Family and friends remembered Heather Heyer as someone who fought for justice, even at an early age. Her grandfather Elwood Shrader said "she could call out something that didn't seem right to her. She wanted to understand your viewpoint--she insisted on knowing your viewpoint."
It was a personal quality that eventually led her to protest a white nationalist rally in Charlottesville on Saturday. The 32-year-old paralegal died when a car rammed into a crowd of counter-protestors.
Heyer's boss, Larry Miller, said she consistently showed compassion to clients in their firm's bankruptcy practice. He remembered one time watching her hold hands with a University of Virginia professor and his wife, a medical professional, who were filing for bankruptcy and telling them "I could easily be you."
The former waitress learned the legal practice from the ground up, said Miller. she worked late and on week-ends to master the bankruptcy code and take care of clients.
On Wednesday, Heyer's father told some 1,000 people gathered at her memorial service in Charlottesville that on the day of her death, his daughter "wanted to put down hate."
She has become an important national symbol in the struggle over race and reconciliation. President Trump tweeted about her for the first time on Wednesday calling her "beautiful and incredible."
Earlier, Heyer's father told a reporter in Florida that he had forgiven his daughter's killer, just as Jesus forgave his enemies on the cross.
Diana Ratcliff, one of Heyer's cousins, told mourners at the memorial that Heyer always saw the good in other people and "never had a problem saying what needed to be said--even when it was uncomfortable."

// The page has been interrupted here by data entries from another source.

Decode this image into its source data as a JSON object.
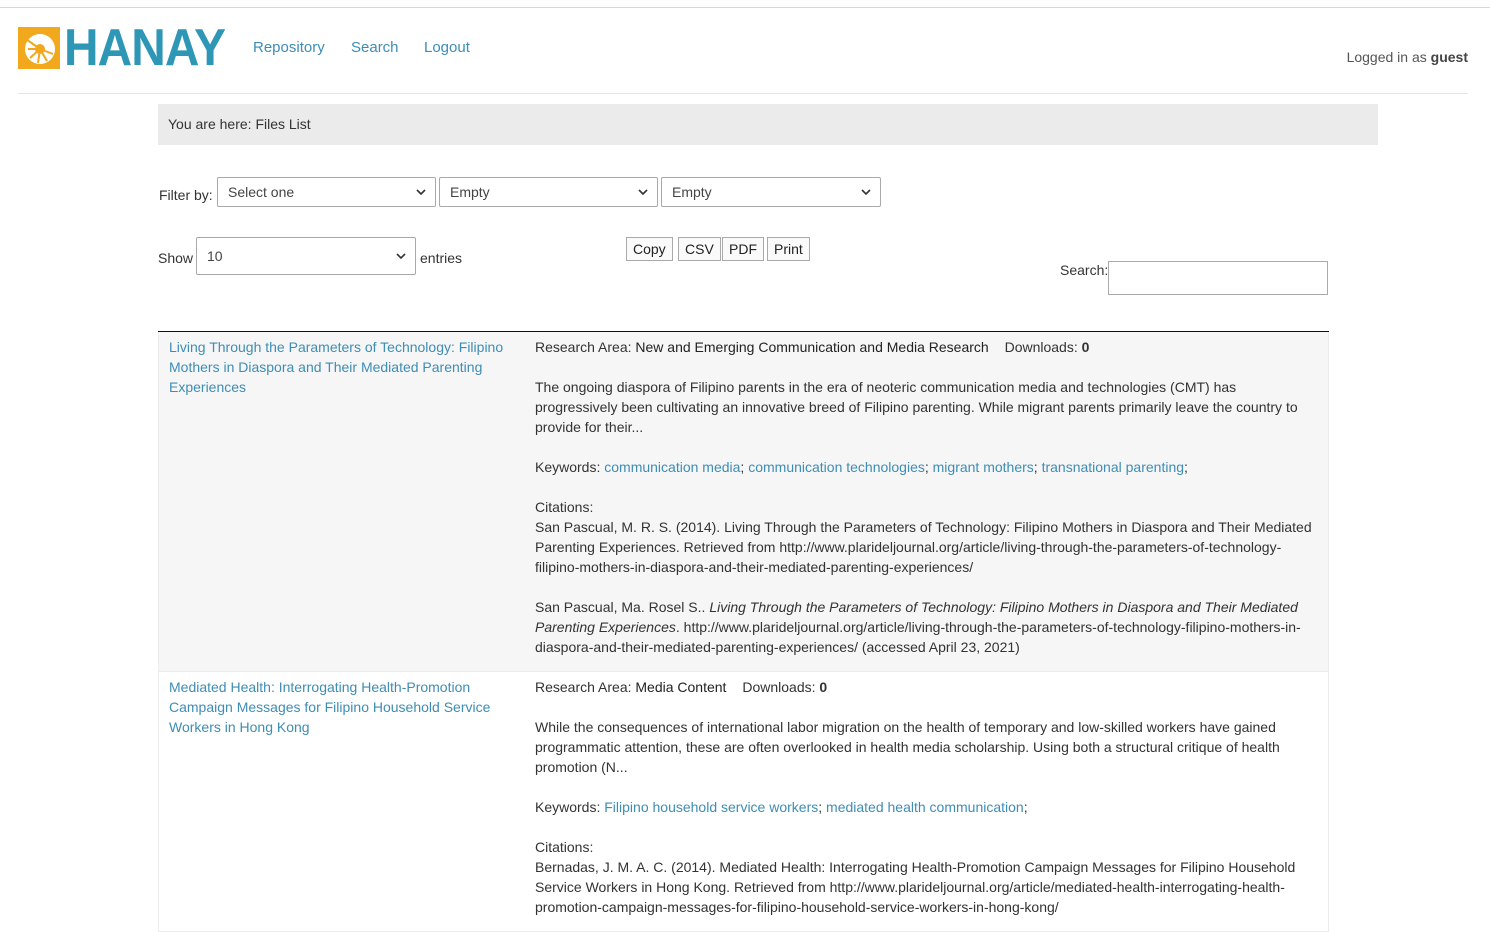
{
  "header": {
    "logo_text": "HANAY",
    "nav": [
      "Repository",
      "Search",
      "Logout"
    ],
    "logged_in_prefix": "Logged in as",
    "logged_in_user": "guest"
  },
  "breadcrumb": "You are here: Files List",
  "filter": {
    "label": "Filter by:",
    "selects": [
      "Select one",
      "Empty",
      "Empty"
    ]
  },
  "show": {
    "label": "Show",
    "value": "10",
    "suffix": "entries"
  },
  "buttons": [
    "Copy",
    "CSV",
    "PDF",
    "Print"
  ],
  "search": {
    "label": "Search:",
    "value": ""
  },
  "records": [
    {
      "title": "Living Through the Parameters of Technology: Filipino Mothers in Diaspora and Their Mediated Parenting Experiences",
      "research_area_label": "Research Area:",
      "research_area": "New and Emerging Communication and Media Research",
      "downloads_label": "Downloads:",
      "downloads": "0",
      "abstract": "The ongoing diaspora of Filipino parents in the era of neoteric communication media and technologies (CMT) has progressively been cultivating an innovative breed of Filipino parenting. While migrant parents primarily leave the country to provide for their...",
      "keywords_label": "Keywords:",
      "keywords": [
        "communication media",
        "communication technologies",
        "migrant mothers",
        "transnational parenting"
      ],
      "citations_label": "Citations:",
      "citation_apa": "San Pascual, M. R. S. (2014). Living Through the Parameters of Technology: Filipino Mothers in Diaspora and Their Mediated Parenting Experiences. Retrieved from http://www.plarideljournal.org/article/living-through-the-parameters-of-technology-filipino-mothers-in-diaspora-and-their-mediated-parenting-experiences/",
      "citation_chicago_author": "San Pascual, Ma. Rosel S..",
      "citation_chicago_title": "Living Through the Parameters of Technology: Filipino Mothers in Diaspora and Their Mediated Parenting Experiences",
      "citation_chicago_rest": ". http://www.plarideljournal.org/article/living-through-the-parameters-of-technology-filipino-mothers-in-diaspora-and-their-mediated-parenting-experiences/ (accessed April 23, 2021)"
    },
    {
      "title": "Mediated Health: Interrogating Health-Promotion Campaign Messages for Filipino Household Service Workers in Hong Kong",
      "research_area_label": "Research Area:",
      "research_area": "Media Content",
      "downloads_label": "Downloads:",
      "downloads": "0",
      "abstract": "While the consequences of international labor migration on the health of temporary and low-skilled workers have gained programmatic attention, these are often overlooked in health media scholarship. Using both a structural critique of health promotion (N...",
      "keywords_label": "Keywords:",
      "keywords": [
        "Filipino household service workers",
        "mediated health communication"
      ],
      "citations_label": "Citations:",
      "citation_apa": "Bernadas, J. M. A. C. (2014). Mediated Health: Interrogating Health-Promotion Campaign Messages for Filipino Household Service Workers in Hong Kong. Retrieved from http://www.plarideljournal.org/article/mediated-health-interrogating-health-promotion-campaign-messages-for-filipino-household-service-workers-in-hong-kong/"
    }
  ],
  "colors": {
    "link": "#3e8db5",
    "logo_blue": "#2e97b6",
    "logo_orange": "#f2a81d",
    "breadcrumb_bg": "#ebebeb"
  }
}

She described her as "my baby cousin--larger than life and too good for this world."